I’ve actually been giving talks about my garden for several years.  I’m a very loose disciple of the garden teacher Alan Chadwick.  What I really embrace is the open raised beds  of his teachings on intensive food production.  In the past  these talks were done gratis, but I’ve secured some paying engagements next year, and I’ve found that I really enjoy sharing my gardening experience with others.

To be a good teacher you have to keep learning.  And to learn you have to try new things.  I was quite happy with several new things I tried this year and I’ll continue to innovate in the garden in 2012.

 

Greens Under Glass

Friday, October 21st, 2011

We’ve been harvesting salad greens from the cold frame I built earlier this year.  I talk about the building of the cold frame here.

I seeded the frame about a month ago with a mix of mustard, spinach, arugula, several Asian greens and some lettuces.  As the picture shows, germination was excellent.

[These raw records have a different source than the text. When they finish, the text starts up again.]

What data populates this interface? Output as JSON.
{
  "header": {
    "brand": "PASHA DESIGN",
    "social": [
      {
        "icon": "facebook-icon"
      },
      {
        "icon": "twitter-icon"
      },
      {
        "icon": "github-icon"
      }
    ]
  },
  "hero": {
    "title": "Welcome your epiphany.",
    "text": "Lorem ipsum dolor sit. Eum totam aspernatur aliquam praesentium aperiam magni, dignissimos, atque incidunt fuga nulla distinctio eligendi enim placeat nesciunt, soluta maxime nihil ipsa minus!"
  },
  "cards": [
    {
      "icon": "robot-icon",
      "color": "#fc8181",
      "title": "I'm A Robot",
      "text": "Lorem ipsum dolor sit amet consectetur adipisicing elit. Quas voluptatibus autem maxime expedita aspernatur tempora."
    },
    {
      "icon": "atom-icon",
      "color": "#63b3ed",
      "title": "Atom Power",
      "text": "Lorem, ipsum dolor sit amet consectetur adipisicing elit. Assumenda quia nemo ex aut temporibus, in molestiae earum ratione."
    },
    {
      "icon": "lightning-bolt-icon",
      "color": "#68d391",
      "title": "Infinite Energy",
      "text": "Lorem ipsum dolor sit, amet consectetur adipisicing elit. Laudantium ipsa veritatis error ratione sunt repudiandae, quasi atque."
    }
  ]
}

Until now, when we are finally getting some very cool nights, the main issue has been to remember to open up the glass lid totally during the day.  The daytime temperatures under the glass easily climbed to over 100 degrees F on sunny days, even with outside temperatures in the 60’s.  With the lid propped open but still above the frame, the temperatures got really hot, so I’ve been opening the frame totally during the day and leaving it open about an inch during the night.

Now that we are approaching freezing temperatures at night, I’m closing the frame totally each evening.  So far, the greens are beautiful and my salad mix rivals the best high priced mixes we see in the markets.

As the greens are really thick in the frame, I’ve found the easiest harvesting method is to snip off the entire plant with kitchen scissors just where the stem is coming out of the ground.  I just look for the greens that are the tallest, grab a leaf to get some tension on the plant and cut it off.

Here’s a picture of a salad made with greens, shredded yellow and orange carrots and sliced red onions.  Dressed with a garlicky balsamic dressing, it is delicious.  If all goes as hoped for, we’ll be eating salads like this with our cold frame greens well into December.